The uncertainty in the current economic environment and the focus on collection of tax are forcing taxpayers to review how their affairs are structured and to put more effort into planning their affairs.

If SARS attack certain transactions the resultant consequences, if they are successful, could lead to serious financial implications for taxpayers.

What is Tax Risk Insurance?

When taxpayers buy tax insurance, they are essentially buying protection against known financial risks, but it is becoming increasingly common to insure against future unknown tax risks. Taxpayers may face various tax risks and each one requires a different approach, as a result there is no one size fits all solution for tax insurance.

Generally, the risk being insured needs a tax opinion comfort level of at least “more likely than not” which is the conclusion a registered tax practitioner would reach if he or she is satisfied with the facts and interpretation of such facts.

The policy period is an important term in tax insurance as this is the period the policy is in effect and during which period claims are covered. Policies typically cover a seven-year period which is, in a South African context, more than enough to address the three-year statute of limitations with specific reference to the prescription of assessments.

Cover typically includes actual tax liability, interest, penalties, legal cost, and tax gross ups.

Tax insurance is most often used in merger and acquisition (M&A) transactions, but it is also being used for tax migrations meaning changing a taxpayers tax jurisdiction, group reorganisations, transfer pricing, restructuring of family businesses and estate planning.

Insurers are also willing to consider transactions that have already been implemented.

Why is Tax Insurance Beneficial?

In the South African environment there are huge pressures on the fiscus to collect income, as indicated in the latest mid-term budget speech. One area is through collecting more tax. Unfortunately, the percentage of the population from whom SARS are able to collect tax is ever decreasing. Taxpayers are also putting more effort into planning their affairs to reduce their tax exposure.
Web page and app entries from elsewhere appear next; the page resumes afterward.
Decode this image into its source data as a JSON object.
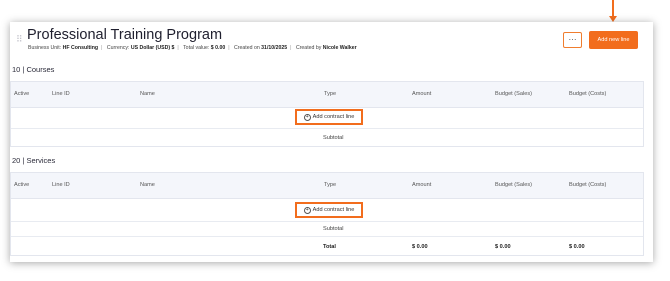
{
  "header": {
    "title": "Professional Training Program",
    "meta": {
      "business_unit_label": "Business Unit:",
      "business_unit_value": "HF Consulting",
      "currency_label": "Currency:",
      "currency_value": "US Dollar (USD) $",
      "total_value_label": "Total value:",
      "total_value_value": "$ 0.00",
      "created_on_label": "Created on",
      "created_on_value": "31/10/2025",
      "created_by_label": "Created by",
      "created_by_value": "Nicole Walker"
    },
    "menu_label": "···",
    "add_new_line_label": "Add new line"
  },
  "columns": [
    "Active",
    "Line ID",
    "Name",
    "Type",
    "Amount",
    "Budget (Sales)",
    "Budget (Costs)"
  ],
  "sections": [
    {
      "title": "10 | Courses",
      "add_contract_line_label": "Add contract line",
      "subtotal_label": "Subtotal"
    },
    {
      "title": "20 | Services",
      "add_contract_line_label": "Add contract line",
      "subtotal_label": "Subtotal"
    }
  ],
  "totals": {
    "label": "Total",
    "amount": "$ 0.00",
    "budget_sales": "$ 0.00",
    "budget_costs": "$ 0.00"
  },
  "colors": {
    "accent": "#f26d1d"
  }
}
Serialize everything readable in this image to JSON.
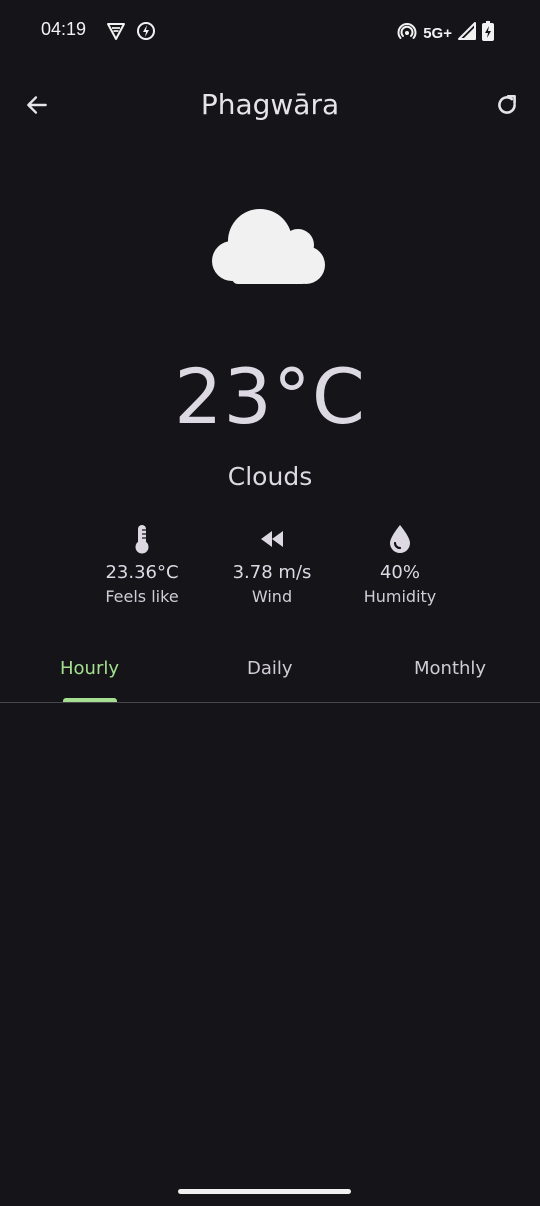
{
  "status_bar": {
    "time": "04:19",
    "network": "5G+",
    "left_icons": [
      "vpn-shield-icon",
      "data-saver-icon"
    ],
    "right_icons": [
      "hotspot-icon",
      "signal-icon",
      "battery-charging-icon"
    ]
  },
  "header": {
    "city": "Phagwāra",
    "back_icon": "arrow-left-icon",
    "refresh_icon": "refresh-icon"
  },
  "current": {
    "icon": "cloud-icon",
    "temperature": "23°C",
    "condition": "Clouds"
  },
  "stats": [
    {
      "icon": "thermometer-icon",
      "value": "23.36°C",
      "label": "Feels like"
    },
    {
      "icon": "wind-icon",
      "value": "3.78 m/s",
      "label": "Wind"
    },
    {
      "icon": "droplet-icon",
      "value": "40%",
      "label": "Humidity"
    }
  ],
  "tabs": [
    {
      "label": "Hourly",
      "active": true
    },
    {
      "label": "Daily",
      "active": false
    },
    {
      "label": "Monthly",
      "active": false
    }
  ],
  "colors": {
    "background": "#151419",
    "accent": "#a4e08f",
    "text": "#dcd9e3"
  }
}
Taxpayers are well within their rights to plan their affairs as long it is within the ambit of the relevant laws. The concern however is that one does not know how certain transactions will be interpreted in the future by the courts and that creates uncertainty.

Tax insurance provides protection against exposure to future SARS challenges and provides certainty on the financial impact a tax audit might have on a taxpayer’s financial position.
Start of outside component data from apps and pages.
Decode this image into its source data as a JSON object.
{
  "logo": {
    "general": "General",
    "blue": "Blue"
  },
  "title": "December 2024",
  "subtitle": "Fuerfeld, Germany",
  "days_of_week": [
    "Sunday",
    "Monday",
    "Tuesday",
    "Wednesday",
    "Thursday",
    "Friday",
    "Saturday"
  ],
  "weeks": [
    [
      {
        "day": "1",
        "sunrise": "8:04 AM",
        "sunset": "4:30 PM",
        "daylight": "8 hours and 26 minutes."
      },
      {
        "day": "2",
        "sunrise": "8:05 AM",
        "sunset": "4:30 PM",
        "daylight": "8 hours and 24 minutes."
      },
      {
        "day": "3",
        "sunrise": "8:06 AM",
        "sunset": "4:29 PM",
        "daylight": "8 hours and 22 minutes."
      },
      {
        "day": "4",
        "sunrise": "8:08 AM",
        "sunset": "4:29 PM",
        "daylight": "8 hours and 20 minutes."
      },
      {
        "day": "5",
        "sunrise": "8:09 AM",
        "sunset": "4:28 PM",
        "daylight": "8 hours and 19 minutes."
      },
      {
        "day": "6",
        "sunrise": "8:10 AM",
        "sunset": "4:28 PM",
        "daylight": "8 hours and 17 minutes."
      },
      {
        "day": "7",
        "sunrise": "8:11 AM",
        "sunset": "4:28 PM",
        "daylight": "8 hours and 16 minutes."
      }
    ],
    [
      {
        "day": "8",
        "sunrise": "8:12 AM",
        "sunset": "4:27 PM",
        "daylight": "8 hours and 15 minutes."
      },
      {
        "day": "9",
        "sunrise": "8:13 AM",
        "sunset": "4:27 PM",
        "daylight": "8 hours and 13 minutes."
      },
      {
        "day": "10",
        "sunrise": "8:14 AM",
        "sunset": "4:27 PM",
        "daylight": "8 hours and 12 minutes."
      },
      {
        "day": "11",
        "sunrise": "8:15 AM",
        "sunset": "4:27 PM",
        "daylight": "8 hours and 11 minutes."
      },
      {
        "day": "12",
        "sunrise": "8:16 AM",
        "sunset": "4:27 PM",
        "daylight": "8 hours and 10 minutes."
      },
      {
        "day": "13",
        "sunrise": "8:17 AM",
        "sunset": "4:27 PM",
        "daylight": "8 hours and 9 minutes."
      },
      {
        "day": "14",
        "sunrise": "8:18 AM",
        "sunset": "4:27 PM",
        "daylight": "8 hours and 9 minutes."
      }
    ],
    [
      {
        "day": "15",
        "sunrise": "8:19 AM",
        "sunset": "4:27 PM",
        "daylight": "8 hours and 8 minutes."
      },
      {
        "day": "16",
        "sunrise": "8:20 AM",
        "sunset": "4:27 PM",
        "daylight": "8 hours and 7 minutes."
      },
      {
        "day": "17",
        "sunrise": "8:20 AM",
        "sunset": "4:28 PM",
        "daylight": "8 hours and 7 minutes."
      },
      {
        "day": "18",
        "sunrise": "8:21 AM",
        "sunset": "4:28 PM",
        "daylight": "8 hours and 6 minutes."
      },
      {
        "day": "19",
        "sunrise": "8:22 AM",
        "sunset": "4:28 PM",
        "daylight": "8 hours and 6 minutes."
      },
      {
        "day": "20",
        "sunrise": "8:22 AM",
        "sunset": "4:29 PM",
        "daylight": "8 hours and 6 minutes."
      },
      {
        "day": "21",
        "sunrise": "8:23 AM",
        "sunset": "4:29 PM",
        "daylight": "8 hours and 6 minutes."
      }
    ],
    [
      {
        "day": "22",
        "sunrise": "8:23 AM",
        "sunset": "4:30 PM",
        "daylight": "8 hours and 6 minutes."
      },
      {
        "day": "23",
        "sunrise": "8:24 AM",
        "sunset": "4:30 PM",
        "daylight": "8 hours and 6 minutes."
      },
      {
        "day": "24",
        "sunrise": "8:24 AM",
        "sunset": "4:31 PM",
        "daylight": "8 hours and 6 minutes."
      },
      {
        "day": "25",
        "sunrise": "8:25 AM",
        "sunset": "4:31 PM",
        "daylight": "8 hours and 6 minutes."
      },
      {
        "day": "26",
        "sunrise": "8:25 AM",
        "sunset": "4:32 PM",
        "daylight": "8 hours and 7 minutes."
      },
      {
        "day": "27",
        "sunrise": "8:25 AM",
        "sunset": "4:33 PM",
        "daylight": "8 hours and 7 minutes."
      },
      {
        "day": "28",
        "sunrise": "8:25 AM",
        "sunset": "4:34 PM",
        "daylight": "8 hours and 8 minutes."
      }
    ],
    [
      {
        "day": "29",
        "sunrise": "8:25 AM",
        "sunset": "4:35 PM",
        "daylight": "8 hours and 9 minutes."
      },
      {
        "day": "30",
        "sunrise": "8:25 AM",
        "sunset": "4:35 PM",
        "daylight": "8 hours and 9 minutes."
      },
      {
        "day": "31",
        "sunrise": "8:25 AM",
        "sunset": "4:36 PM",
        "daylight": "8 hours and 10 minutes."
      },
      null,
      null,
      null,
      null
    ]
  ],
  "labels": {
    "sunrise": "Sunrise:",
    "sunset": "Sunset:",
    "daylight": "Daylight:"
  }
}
It normally also covers the “pay now argue later” dilemma a taxpayer faces once in the midst of a tax audit or dispute.

Having tax insurance in place allows a taxpayer to sleep at night!

How do I Obtain Tax Insurance?

The first step to obtaining tax insurance is to connect with a reputable broker who will assist with collecting all the relevant information for submission to underwriters. The information typically includes the context of the transaction, detailed solution, implementation plan as well as an opinion issued by a registered tax practitioner.

Once the underwriters agree to proceed, the specific terms of the policy and premium are negotiated.

Premiums are based on the complexity of the transaction, quality of advice, quality and reputation of advisors and also the jurisdiction where the transaction is executed.

Next steps

A wide range of tax positions are insurable, and taxpayers should seriously consider the possibility of tax insurance.

If you would like to pursue tax insurance or have any questions about the process, please contact Kemp Munnik at